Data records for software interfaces
______

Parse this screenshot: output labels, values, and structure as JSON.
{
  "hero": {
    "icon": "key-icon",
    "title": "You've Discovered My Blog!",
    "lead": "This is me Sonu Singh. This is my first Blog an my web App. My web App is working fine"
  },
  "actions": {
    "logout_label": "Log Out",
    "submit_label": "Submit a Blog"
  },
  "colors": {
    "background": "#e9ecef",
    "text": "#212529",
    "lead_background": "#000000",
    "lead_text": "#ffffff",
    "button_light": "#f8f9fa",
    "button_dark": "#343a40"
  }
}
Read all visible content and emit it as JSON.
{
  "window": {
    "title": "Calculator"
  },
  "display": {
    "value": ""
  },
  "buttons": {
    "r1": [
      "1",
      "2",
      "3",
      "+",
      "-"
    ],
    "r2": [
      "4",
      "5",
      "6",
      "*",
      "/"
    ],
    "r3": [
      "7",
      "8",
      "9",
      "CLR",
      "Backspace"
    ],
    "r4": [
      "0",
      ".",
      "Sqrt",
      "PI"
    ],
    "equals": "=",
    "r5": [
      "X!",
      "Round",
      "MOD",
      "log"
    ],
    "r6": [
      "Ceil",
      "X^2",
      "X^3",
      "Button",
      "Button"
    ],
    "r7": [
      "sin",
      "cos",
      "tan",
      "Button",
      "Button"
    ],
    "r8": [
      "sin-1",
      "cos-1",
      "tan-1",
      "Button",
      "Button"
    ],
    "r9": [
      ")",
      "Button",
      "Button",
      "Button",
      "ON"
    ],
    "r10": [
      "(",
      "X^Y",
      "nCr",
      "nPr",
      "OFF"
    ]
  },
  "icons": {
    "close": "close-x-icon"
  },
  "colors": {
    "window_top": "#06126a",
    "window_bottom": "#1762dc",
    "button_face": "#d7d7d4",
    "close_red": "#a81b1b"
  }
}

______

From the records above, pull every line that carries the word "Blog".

#### PROBLEM SOLUTION:
    "title": "You've Discovered My Blog!",
    "lead": "This is me Sonu Singh. This is my first Blog an my web App. My web App is working fine"
    "submit_label": "Submit a Blog"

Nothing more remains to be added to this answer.